Strategy in Practice: A Case Study
A current client, a small K-8 independent school, launched a campaign with the understanding that existing parents would be a primary constituency. During initial prospect review, it quickly became evident that almost no young, lower school parents had been identified as early major gift prospects. Why?
1. Little or no giving history, so they did not rise to the top of any lists
2. Less quantitative and qualitative data to identify donor prospects
3. Assumption that they were too new to the school community to make a significant investment
This provided an opportunity to reinforce an effective moves management system to position more young families for a major gift ask. First, the client utilized the campaign committee to gather qualitative information on young parents with estimated major gift capacity. Then, the client engaged identified prospects as volunteers and/or invited them to a briefing meeting to get their perspective on the project and seek their input – demonstrating transparency and two-way communication. In some cases, an initial meeting was set to discuss the role of the Annual Fund to make a clear distinction from the campaign. With those steps complete, a personalized, impactful gift proposal was presented.
As a result, multiple major gifts from previously under the radar lower school families excited about the campaign’s impact on their children, and the community more broadly, have been secured. Even a few potential board members have been identified in the process. The same principles that have guided successful fundraising apply to Millennial and Generation X parents: identify/discover, cultivate, brief, solicit, steward.

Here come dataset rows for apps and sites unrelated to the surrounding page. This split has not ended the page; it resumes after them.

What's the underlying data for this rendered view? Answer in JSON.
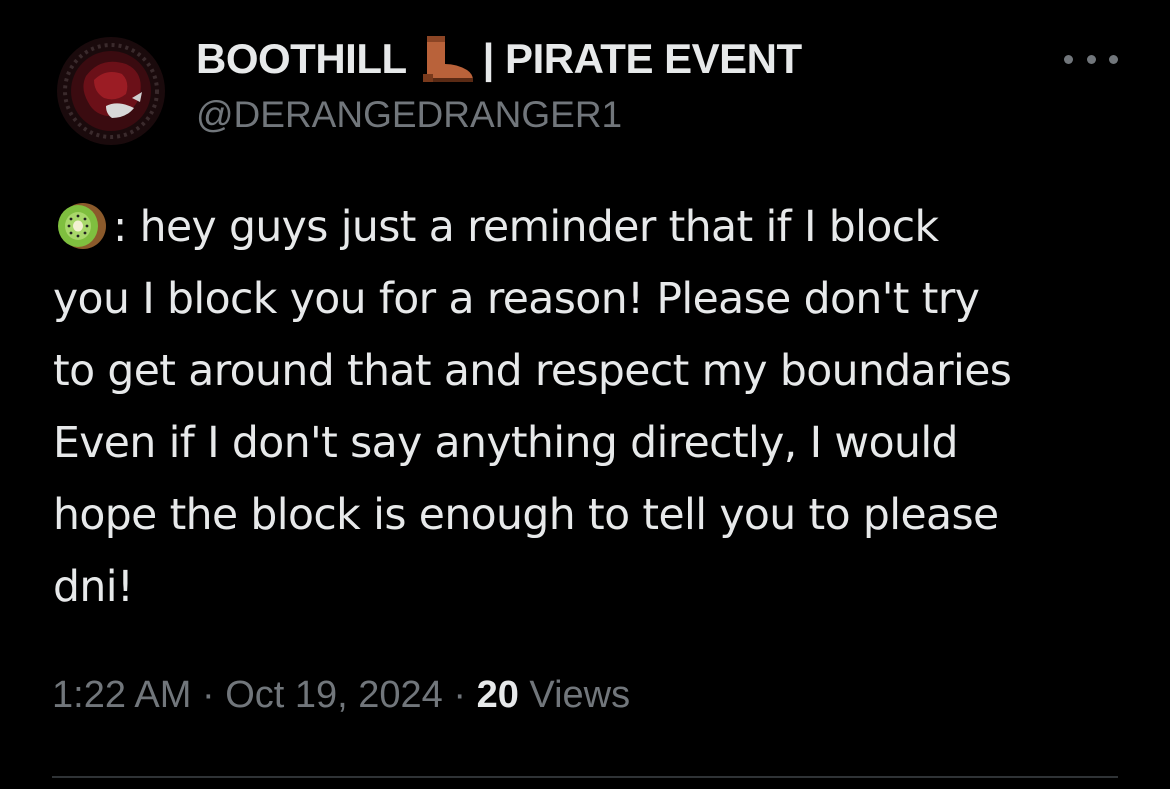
{
  "author": {
    "name_part1": "BOOTHILL",
    "boot_icon": "boot-icon",
    "name_part2": "| PIRATE EVENT",
    "handle": "@DERANGEDRANGER1",
    "avatar": "profile-avatar"
  },
  "more_icon": "more-options-icon",
  "tweet": {
    "kiwi_icon": "kiwi-emoji-icon",
    "lines": [
      ": hey guys just a reminder that if I block",
      "you I block you for a reason! Please don't try",
      "to get around that and respect my boundaries",
      "Even if I don't say anything directly, I would",
      "hope the block is enough to tell you to please",
      "dni!"
    ]
  },
  "meta": {
    "time": "1:22 AM",
    "separator": "·",
    "date": "Oct 19, 2024",
    "views_count": "20",
    "views_label": "Views"
  },
  "colors": {
    "background": "#000000",
    "text": "#e7e9ea",
    "secondary": "#71767b",
    "divider": "#2f3336"
  }
}
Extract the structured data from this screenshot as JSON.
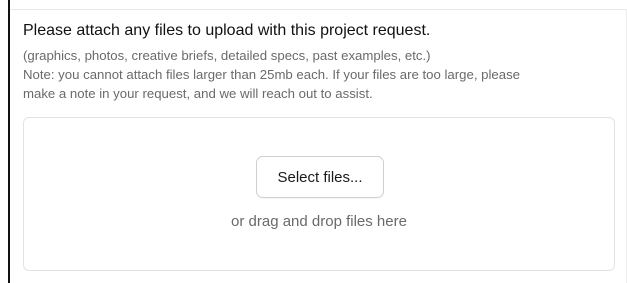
{
  "upload": {
    "title": "Please attach any files to upload with this project request.",
    "help_lines": [
      "(graphics, photos, creative briefs, detailed specs, past examples, etc.)",
      "Note: you cannot attach files larger than 25mb each. If your files are too large, please",
      "make a note in your request, and we will reach out to assist."
    ],
    "select_button_label": "Select files...",
    "drop_hint": "or drag and drop files here"
  }
}
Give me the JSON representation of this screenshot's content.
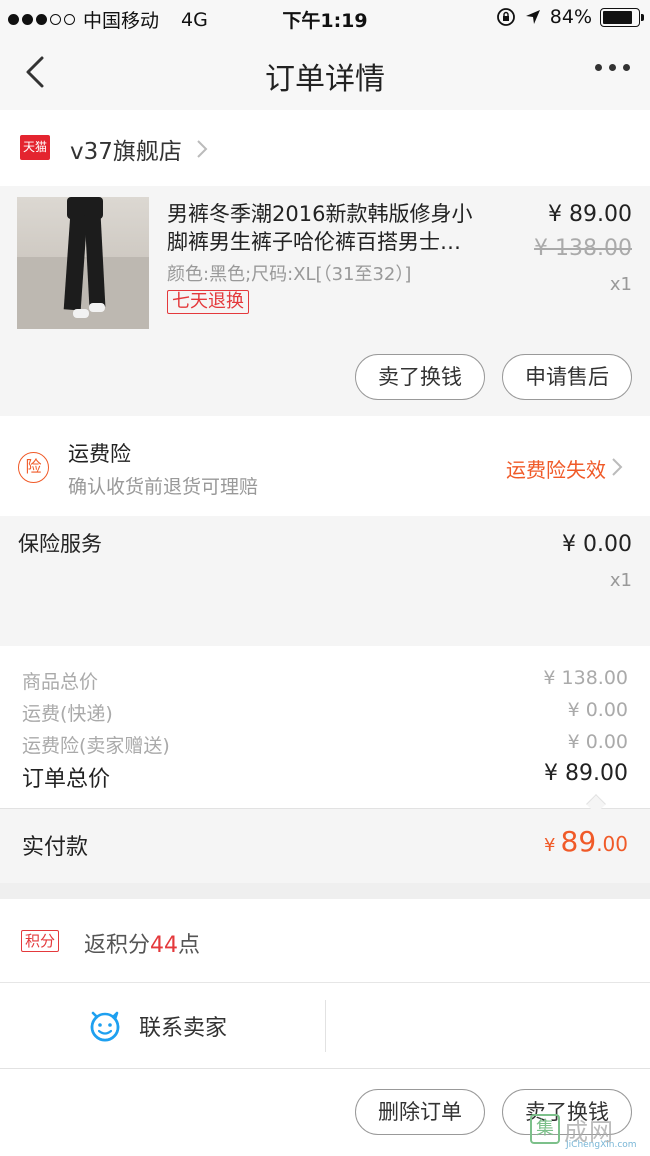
{
  "status_bar": {
    "carrier": "中国移动",
    "network": "4G",
    "time": "下午1:19",
    "battery": "84%",
    "battery_level": 0.84,
    "signal_bars": 3
  },
  "nav": {
    "title": "订单详情"
  },
  "store": {
    "badge": "天猫",
    "name": "v37旗舰店"
  },
  "product": {
    "title_line1": "男裤冬季潮2016新款韩版修身小",
    "title_line2": "脚裤男生裤子哈伦裤百搭男士…",
    "sku": "颜色:黑色;尺码:XL[（31至32）]",
    "tag": "七天退换",
    "price": "¥ 89.00",
    "original_price": "¥ 138.00",
    "quantity": "x1",
    "buttons": {
      "sell": "卖了换钱",
      "after_sales": "申请售后"
    }
  },
  "shipping_insurance": {
    "icon_label": "险",
    "title": "运费险",
    "desc": "确认收货前退货可理赔",
    "status": "运费险失效"
  },
  "service": {
    "title": "保险服务",
    "price": "¥ 0.00",
    "quantity": "x1"
  },
  "summary": {
    "rows": [
      {
        "label": "商品总价",
        "value": "¥ 138.00"
      },
      {
        "label": "运费(快递)",
        "value": "¥ 0.00"
      },
      {
        "label": "运费险(卖家赠送)",
        "value": "¥ 0.00"
      }
    ],
    "total_label": "订单总价",
    "total_value": "¥ 89.00"
  },
  "paid": {
    "label": "实付款",
    "currency": "¥",
    "integer": "89",
    "decimal": ".00"
  },
  "points": {
    "badge": "积分",
    "text_prefix": "返积分",
    "amount": "44",
    "text_suffix": "点"
  },
  "contact": {
    "label": "联系卖家"
  },
  "bottom": {
    "delete": "删除订单",
    "sell": "卖了换钱"
  },
  "watermark": {
    "logo": "集",
    "text": "成网",
    "domain": "JiChengXin.com"
  },
  "colors": {
    "accent": "#f05a28",
    "tmall_red": "#e4242f",
    "tag_red": "#e4393c",
    "contact_blue": "#1ea0f0"
  }
}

As the demographics of the parent body changes, it is important to recognize distinctions, but also understand that they do not call for a complete deviation from development practices that your school should already have in place. If anything, this new generation of parents should spur close examination to ensure that your school provides:
- Avenues for two-way communication
- Thoughtful and personal stewardship
- A compelling case for support
Understanding these distinctions and adapting to them will strengthen appeals to all generations of donors.
About the Author(s)
Matt Metzgar is an Executive Director with CCS. Matt’s experience includes driving capital campaigns, major gifts strategy, working with boards and volunteer leadership, and conducting strategic assessments. His work spans secondary and higher education, arts and culture, and faith-based sectors.